Judging by its credit roll and convincing mise-en-scène, Zero Charisma is a comedy about the culture of roleplay gaming made by people on the inside. It’s a pity, then, that it hews to sitcom-like formula rather than using this bank of knowledge and sympathy to create something more original, like the pitch-black satire occasionally that it occasionally hints at—akin to Patton Oswalt’s football-obsessive vehicle Big Fan. Instead the film is a broad, unsurprising character study of Scott (Sam Eidson), a burly man-child in his late 20s whose identity is entirely wrapped up in presiding as a dictatorial game master in the Austin house he shares with his golden-girl grandmother. Aside from his delivery-boy job, Scott’s life is subsumed by the cursed plains, fire enchantments, and medieval-themed speed metal that feed his need for “communal storytelling,” and writer Andrew Matthews, credited as co-director with Katie Graham, supplies him with stale characteristics of slack loserdom: no girlfriend or prospect of one, a seldom-read blog, and a diet heavy on Circus Peanuts and soda. Worse for the trajectory of the plot, there’s no plausible source of support or love that can rescue him from isolation, either in his fractured family or the RPG community, certainly not fellow beta-male Wayne (Brock England), who quivers unhealthily in Scott’s large shadow.

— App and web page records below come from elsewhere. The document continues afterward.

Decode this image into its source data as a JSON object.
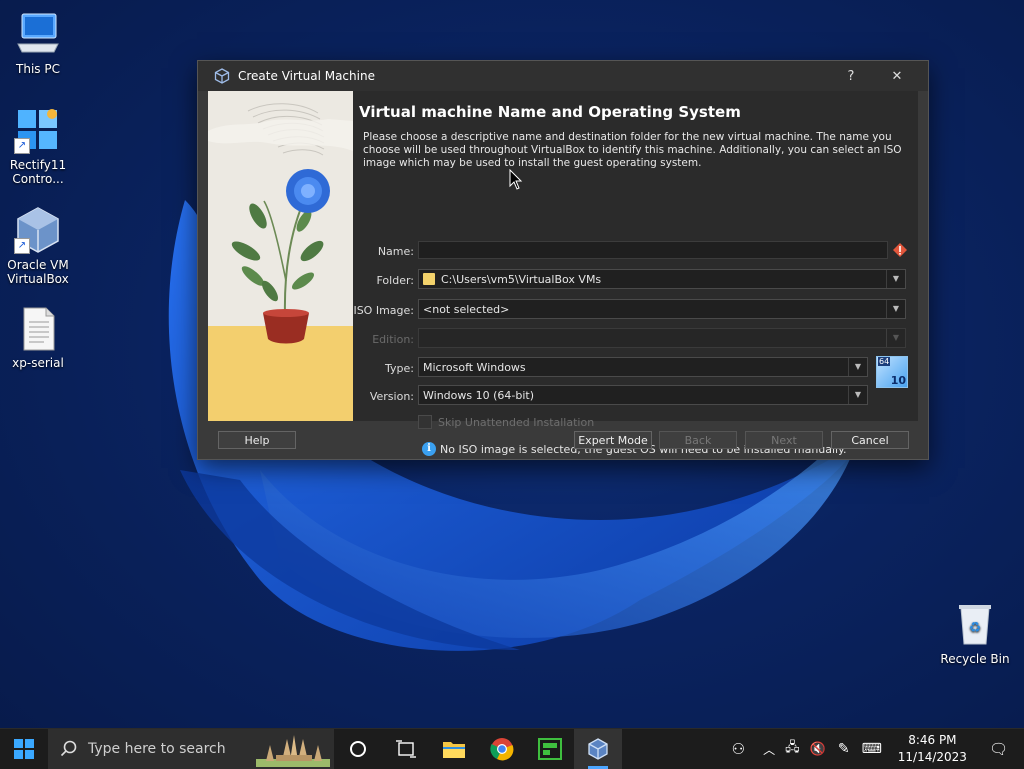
{
  "desktop": {
    "icons": [
      {
        "label": "This PC"
      },
      {
        "label": "Rectify11 Contro..."
      },
      {
        "label": "Oracle VM VirtualBox"
      },
      {
        "label": "xp-serial"
      },
      {
        "label": "Recycle Bin"
      }
    ]
  },
  "dialog": {
    "title": "Create Virtual Machine",
    "help_glyph": "?",
    "close_glyph": "✕",
    "heading": "Virtual machine Name and Operating System",
    "description": "Please choose a descriptive name and destination folder for the new virtual machine. The name you choose will be used throughout VirtualBox to identify this machine. Additionally, you can select an ISO image which may be used to install the guest operating system.",
    "fields": {
      "name_label": "Name:",
      "name_value": "",
      "folder_label": "Folder:",
      "folder_value": "C:\\Users\\vm5\\VirtualBox VMs",
      "iso_label": "ISO Image:",
      "iso_value": "<not selected>",
      "edition_label": "Edition:",
      "edition_value": "",
      "type_label": "Type:",
      "type_value": "Microsoft Windows",
      "version_label": "Version:",
      "version_value": "Windows 10 (64-bit)",
      "os_badge_top": "64",
      "os_badge_num": "10",
      "skip_label": "Skip Unattended Installation",
      "skip_checked": false,
      "info_text": "No ISO image is selected, the guest OS will need to be installed manually."
    },
    "buttons": {
      "help": "Help",
      "expert": "Expert Mode",
      "back": "Back",
      "next": "Next",
      "cancel": "Cancel"
    }
  },
  "taskbar": {
    "search_placeholder": "Type here to search",
    "time": "8:46 PM",
    "date": "11/14/2023"
  },
  "colors": {
    "accent": "#0078d4",
    "dialog_bg": "#2b2b2b",
    "warning": "#e2573c"
  }
}
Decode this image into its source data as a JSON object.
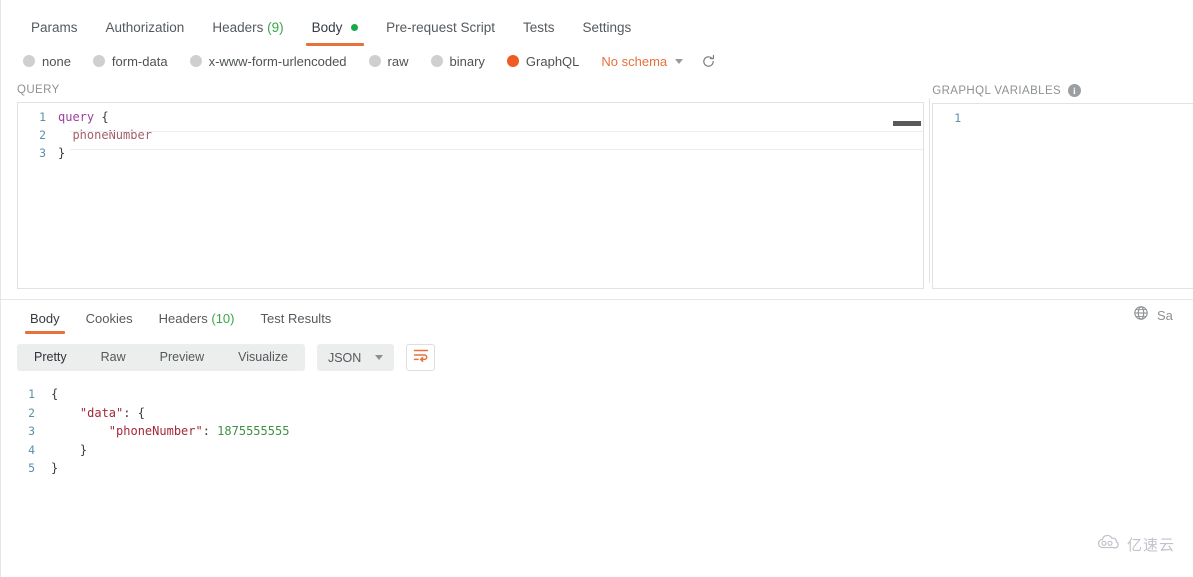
{
  "request": {
    "tabs": [
      {
        "label": "Params",
        "active": false
      },
      {
        "label": "Authorization",
        "active": false
      },
      {
        "label": "Headers",
        "count": "(9)",
        "active": false
      },
      {
        "label": "Body",
        "active": true,
        "dot": "green-dot"
      },
      {
        "label": "Pre-request Script",
        "active": false
      },
      {
        "label": "Tests",
        "active": false
      },
      {
        "label": "Settings",
        "active": false
      }
    ],
    "body_types": [
      {
        "label": "none",
        "selected": false
      },
      {
        "label": "form-data",
        "selected": false
      },
      {
        "label": "x-www-form-urlencoded",
        "selected": false
      },
      {
        "label": "raw",
        "selected": false
      },
      {
        "label": "binary",
        "selected": false
      },
      {
        "label": "GraphQL",
        "selected": true
      }
    ],
    "schema_label": "No schema",
    "schema_caret_icon": "chevron-down-icon",
    "refresh_icon": "refresh-icon"
  },
  "query_pane": {
    "label": "QUERY",
    "lines": [
      {
        "n": "1",
        "kw": "query",
        "punc": " {"
      },
      {
        "n": "2",
        "field": "  phoneNumber"
      },
      {
        "n": "3",
        "punc": "}"
      }
    ]
  },
  "variables_pane": {
    "label": "GRAPHQL VARIABLES",
    "info_icon": "info-icon",
    "info_glyph": "i",
    "lines": [
      {
        "n": "1",
        "text": ""
      }
    ]
  },
  "response": {
    "tabs": [
      {
        "label": "Body",
        "active": true
      },
      {
        "label": "Cookies",
        "active": false
      },
      {
        "label": "Headers",
        "count": "(10)",
        "active": false
      },
      {
        "label": "Test Results",
        "active": false
      }
    ],
    "globe_icon": "globe-icon",
    "save_response_label": "Sa",
    "format_tabs": [
      {
        "label": "Pretty",
        "active": true
      },
      {
        "label": "Raw",
        "active": false
      },
      {
        "label": "Preview",
        "active": false
      },
      {
        "label": "Visualize",
        "active": false
      }
    ],
    "format_select": {
      "value": "JSON",
      "caret_icon": "chevron-down-icon"
    },
    "wrap_button_icon": "wrap-text-icon",
    "body_lines": [
      {
        "n": "1",
        "punc": "{"
      },
      {
        "n": "2",
        "key": "    \"data\"",
        "punc": ": {"
      },
      {
        "n": "3",
        "key": "        \"phoneNumber\"",
        "punc": ": ",
        "num": "1875555555"
      },
      {
        "n": "4",
        "punc": "    }"
      },
      {
        "n": "5",
        "punc": "}"
      }
    ]
  },
  "watermark": {
    "text": "亿速云",
    "icon": "cloud-icon"
  },
  "colors": {
    "accent": "#e8703a",
    "graphql_selected": "#ef5b25",
    "green": "#17a94b",
    "count_green": "#3aa548",
    "json_key": "#a4283a",
    "json_number": "#3f9142",
    "keyword": "#9b3fa0",
    "field": "#a0616b",
    "line_number": "#5a91a8"
  }
}
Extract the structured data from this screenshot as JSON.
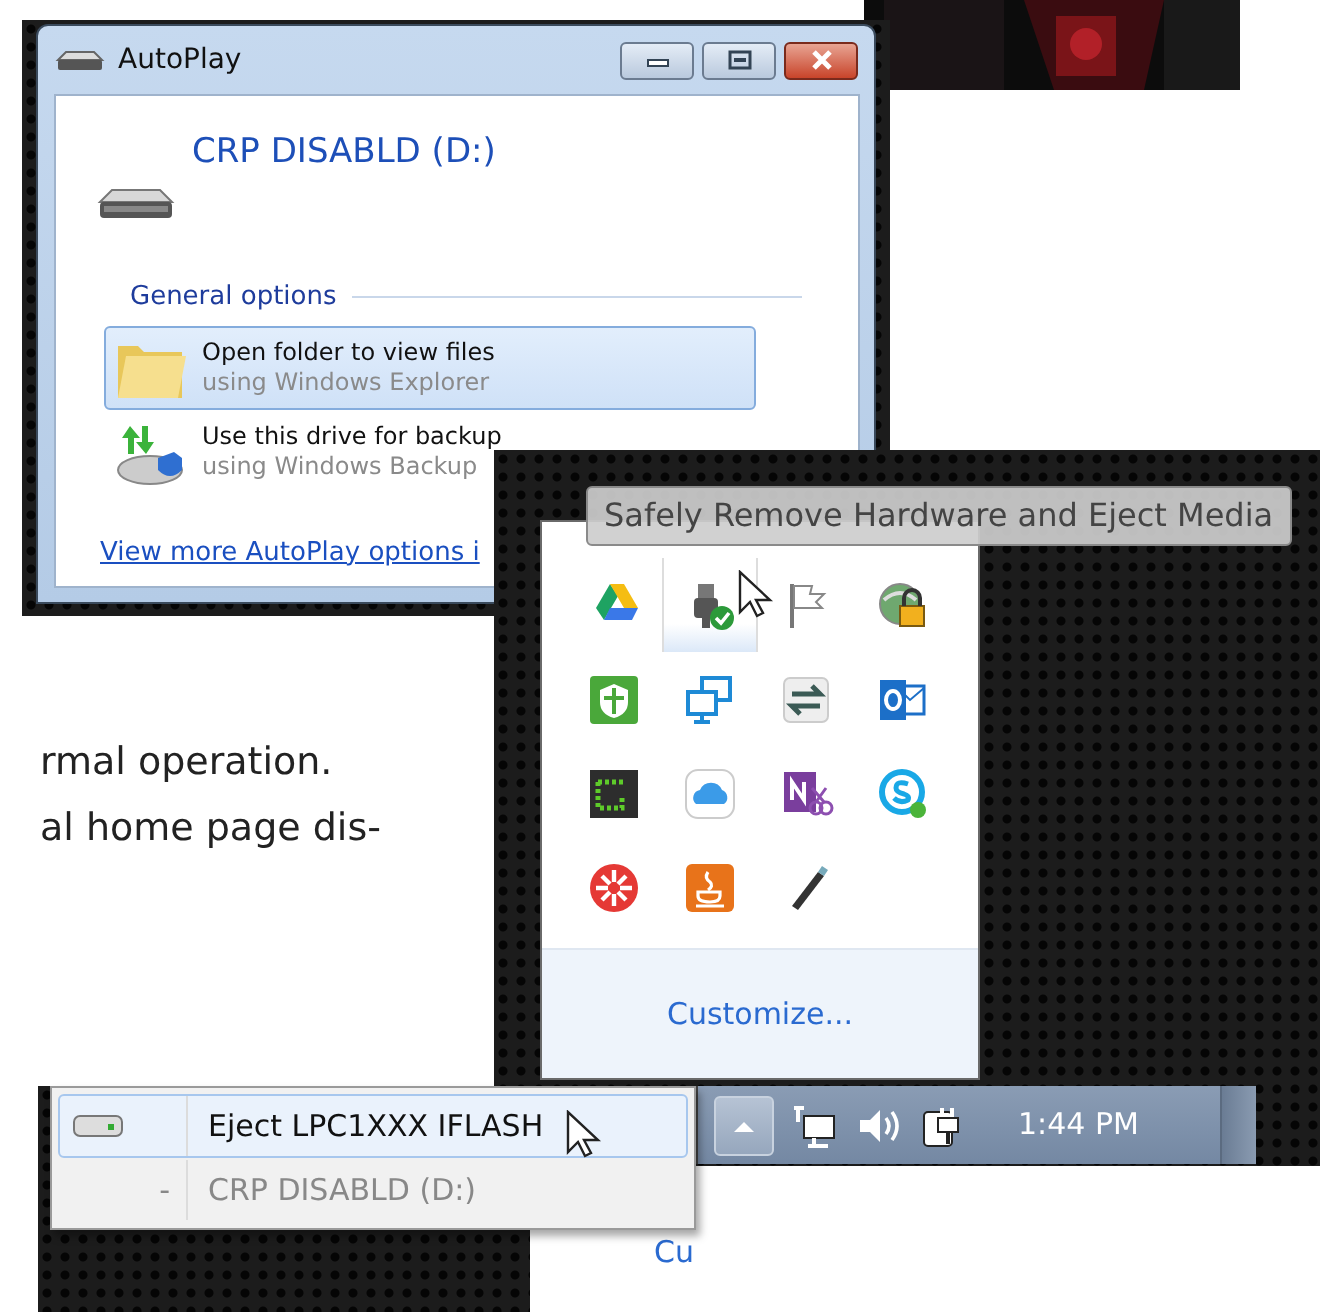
{
  "autoplay_window": {
    "title": "AutoPlay",
    "drive_label": "CRP DISABLD (D:)",
    "section_heading": "General options",
    "options": [
      {
        "kind": "folder",
        "title": "Open folder to view files",
        "subtitle": "using Windows Explorer",
        "selected": true
      },
      {
        "kind": "backup",
        "title": "Use this drive for backup",
        "subtitle": "using Windows Backup",
        "selected": false
      }
    ],
    "more_link": "View more AutoPlay options i"
  },
  "document_text": [
    "rmal operation.",
    "al home page dis-"
  ],
  "tray_overflow": {
    "tooltip": "Safely Remove Hardware and Eject Media",
    "icons": [
      {
        "kind": "drive",
        "selected": false
      },
      {
        "kind": "usb",
        "selected": true
      },
      {
        "kind": "flag",
        "selected": false
      },
      {
        "kind": "globe-lock",
        "selected": false
      },
      {
        "kind": "shield",
        "selected": false
      },
      {
        "kind": "network",
        "selected": false
      },
      {
        "kind": "sync",
        "selected": false
      },
      {
        "kind": "mail",
        "selected": false
      },
      {
        "kind": "terminal",
        "selected": false
      },
      {
        "kind": "cloud",
        "selected": false
      },
      {
        "kind": "note",
        "selected": false
      },
      {
        "kind": "chat",
        "selected": false
      },
      {
        "kind": "asterisk",
        "selected": false
      },
      {
        "kind": "cup",
        "selected": false
      },
      {
        "kind": "pen",
        "selected": false
      }
    ],
    "customize_link": "Customize..."
  },
  "eject_menu": {
    "items": [
      {
        "kind": "device",
        "label": "Eject LPC1XXX IFLASH",
        "selected": true
      },
      {
        "kind": "volume",
        "dash": "-",
        "label": "CRP DISABLD (D:)",
        "selected": false
      }
    ]
  },
  "background_popup": {
    "customize_link": "Cu"
  },
  "taskbar": {
    "clock": "1:44 PM"
  }
}
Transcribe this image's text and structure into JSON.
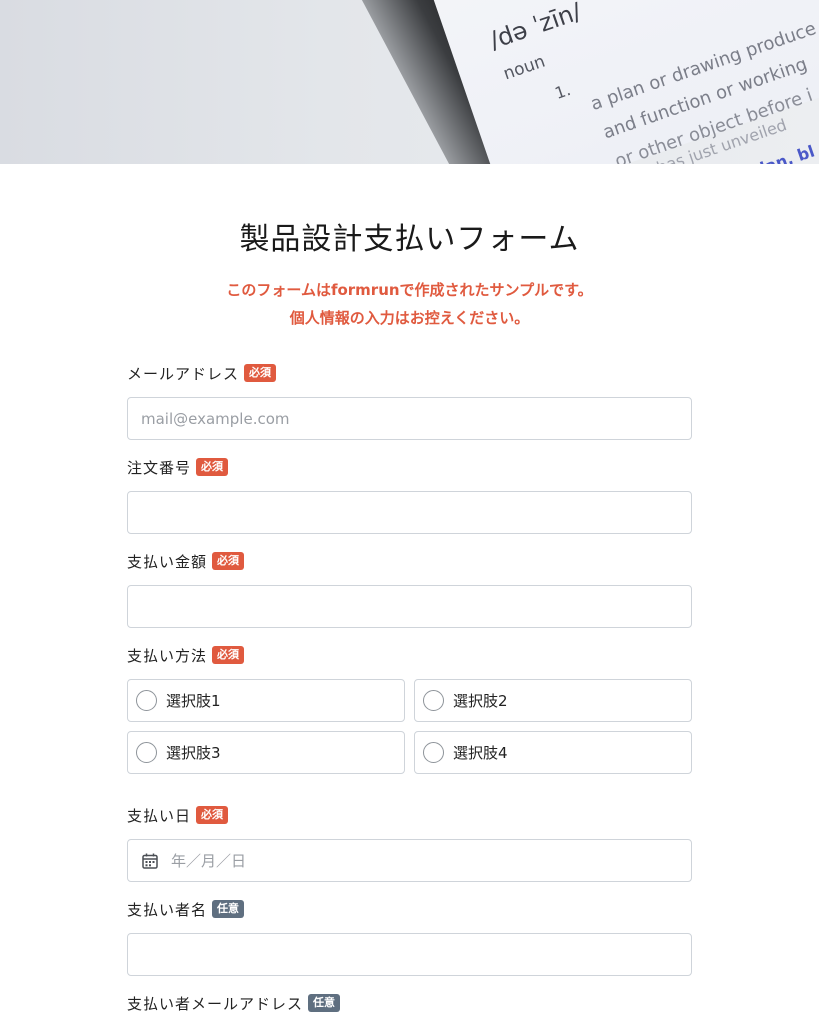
{
  "hero": {
    "dict_pron": "/də ˈzīn/",
    "dict_pos": "noun",
    "dict_num": "1.",
    "dict_line1": "a plan or drawing produce",
    "dict_line2": "and function or working",
    "dict_line3": "or other object before i",
    "dict_line4": "\"he has just unveiled",
    "dict_link": "plan, bl"
  },
  "form": {
    "title": "製品設計支払いフォーム",
    "notice_line1": "このフォームはformrunで作成されたサンプルです。",
    "notice_line2": "個人情報の入力はお控えください。",
    "badge_required": "必須",
    "badge_optional": "任意",
    "fields": {
      "email": {
        "label": "メールアドレス",
        "placeholder": "mail@example.com"
      },
      "order_no": {
        "label": "注文番号",
        "placeholder": ""
      },
      "amount": {
        "label": "支払い金額",
        "placeholder": ""
      },
      "method": {
        "label": "支払い方法",
        "options": [
          "選択肢1",
          "選択肢2",
          "選択肢3",
          "選択肢4"
        ]
      },
      "date": {
        "label": "支払い日",
        "placeholder": "年／月／日"
      },
      "payer_name": {
        "label": "支払い者名",
        "placeholder": ""
      },
      "payer_email": {
        "label": "支払い者メールアドレス"
      }
    }
  },
  "colors": {
    "required": "#e05a3f",
    "optional": "#5f6f80",
    "notice": "#e05a3f"
  }
}
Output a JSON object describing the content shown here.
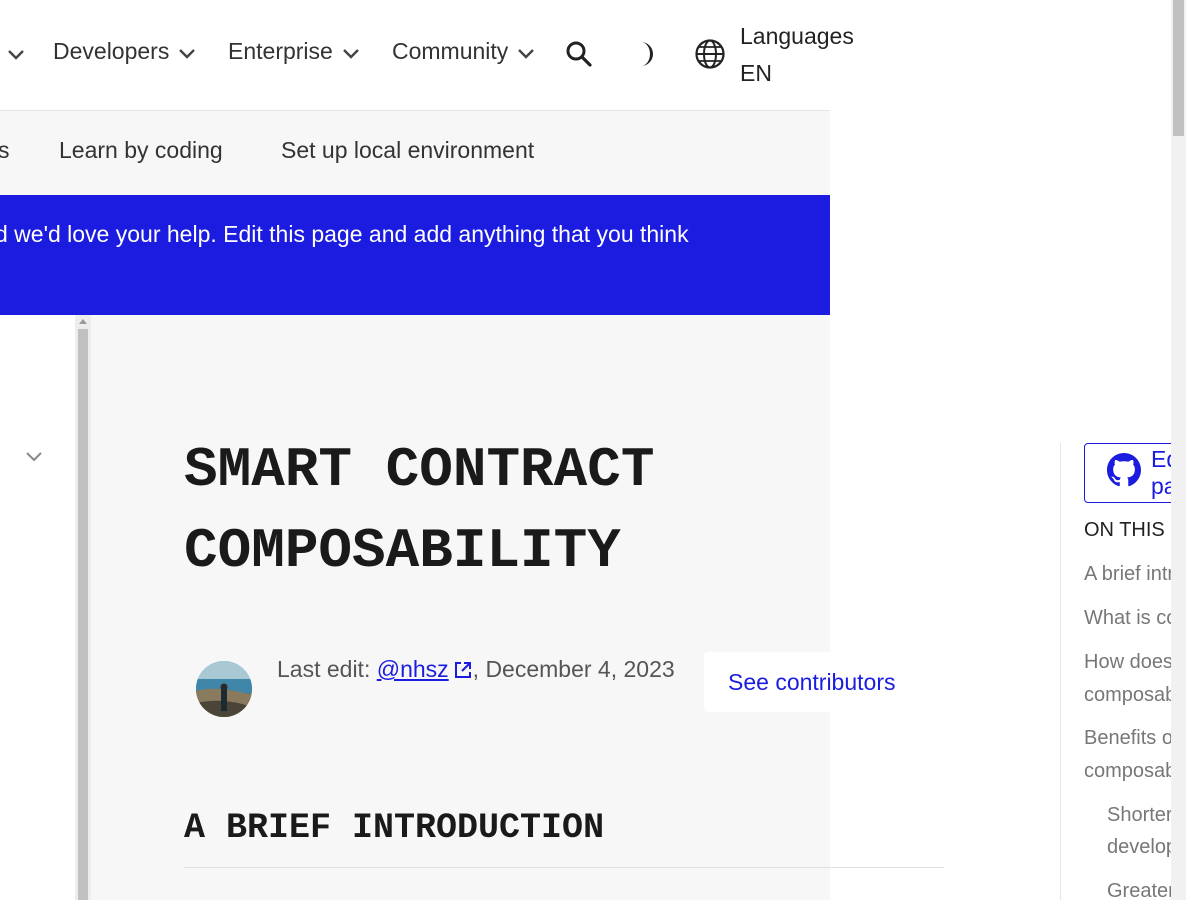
{
  "topnav": {
    "items": [
      {
        "label": "Developers"
      },
      {
        "label": "Enterprise"
      },
      {
        "label": "Community"
      }
    ],
    "languages_label": "Languages",
    "language_code": "EN"
  },
  "subnav": {
    "items": [
      {
        "label": "s"
      },
      {
        "label": "Learn by coding"
      },
      {
        "label": "Set up local environment"
      }
    ]
  },
  "banner": {
    "text": "d we'd love your help. Edit this page and add anything that you think"
  },
  "article": {
    "title_line1": "SMART CONTRACT",
    "title_line2": "COMPOSABILITY",
    "last_edit_prefix": "Last edit: ",
    "last_edit_user": "@nhsz",
    "last_edit_date": ", December 4, 2023",
    "see_contributors": "See contributors",
    "section_heading": "A BRIEF INTRODUCTION"
  },
  "toc": {
    "edit_label": "Edit page",
    "heading": "ON THIS PAGE",
    "items": [
      {
        "label": "A brief introduction"
      },
      {
        "label": "What is composability?"
      },
      {
        "label": "How does composability work?"
      },
      {
        "label": "composability work?"
      },
      {
        "label": "Benefits of composability"
      },
      {
        "label": "composability"
      },
      {
        "label": "Shorter development cycle"
      },
      {
        "label": "development cycle"
      },
      {
        "label": "Greater innovation"
      }
    ]
  },
  "colors": {
    "accent": "#1c1ce1",
    "banner_bg": "#1c1ce1",
    "panel_bg": "#f7f7f7",
    "text": "#333333"
  },
  "icons": [
    "chevron-down-icon",
    "search-icon",
    "theme-toggle-icon",
    "globe-icon",
    "external-link-icon",
    "github-icon"
  ]
}
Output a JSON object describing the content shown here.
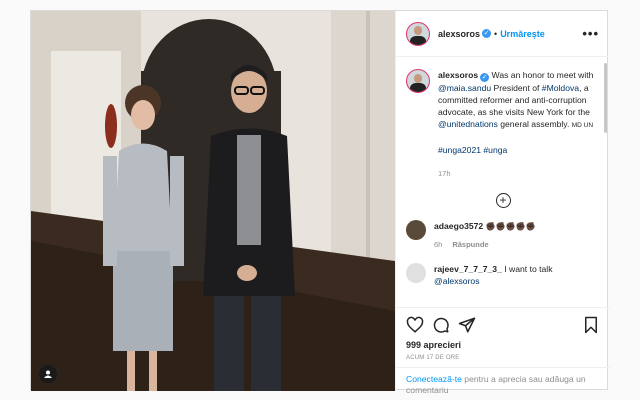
{
  "post": {
    "username": "alexsoros",
    "verified_icon": "verified-badge-icon",
    "dot": "•",
    "follow_label": "Urmărește",
    "more_label": "•••"
  },
  "caption": {
    "username": "alexsoros",
    "part1": "Was an honor to meet with ",
    "mention1": "@maia.sandu",
    "part2": " President of ",
    "hashtag1": "#Moldova",
    "part3": ", a committed reformer and anti-corruption advocate, as she visits New York for the ",
    "mention2": "@unitednations",
    "part4": " general assembly. ",
    "flags": "MD UN",
    "hashtags": "#unga2021 #unga",
    "time": "17h"
  },
  "load_more_label": "+",
  "comments": [
    {
      "username": "adaego3572",
      "text": "✊🏿✊🏿✊🏿✊🏿✊🏿",
      "time": "6h",
      "reply_label": "Răspunde"
    },
    {
      "username": "rajeev_7_7_7_3_",
      "text": "I want to talk",
      "mention": "@alexsoros"
    }
  ],
  "actions": {
    "likes": "999 aprecieri",
    "ago": "ACUM 17 DE ORE"
  },
  "login": {
    "link_label": "Conectează-te",
    "rest": " pentru a aprecia sau adăuga un comentariu"
  },
  "colors": {
    "accent": "#0095f6",
    "link": "#00376b",
    "verified": "#3897f0"
  }
}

In crisis after one of the game-night “nerd herd” drops out to save his marriage, Scott spontaneously recruits bespectacled stranger Miles (Garrett Graham) to take his place, who quickly threatens Scott’s status as dork king by boasting of his exhausting sex life and the celebrated geek website he founded, and by swiftly resolving a years-long debate about the relative speeds of the Enterprise and the Millennium Falcon. Finding Miles even more of a threat than the dominance of video gaming, and with his rent-free lifestyle imperiled by the possible sale of Grandma’s house, the game master careens toward a breakdown, and since Zero Charisma’s tone doesn’t allow for an IRL body count, the only suspense is centered on whether Scott will come to some degree of self-awareness. The filmmakers seem to make that decision and then reverse it in the final two scenes, which along with the rest of their limited ambitions makes one long for a do-over roll of the narrative dice.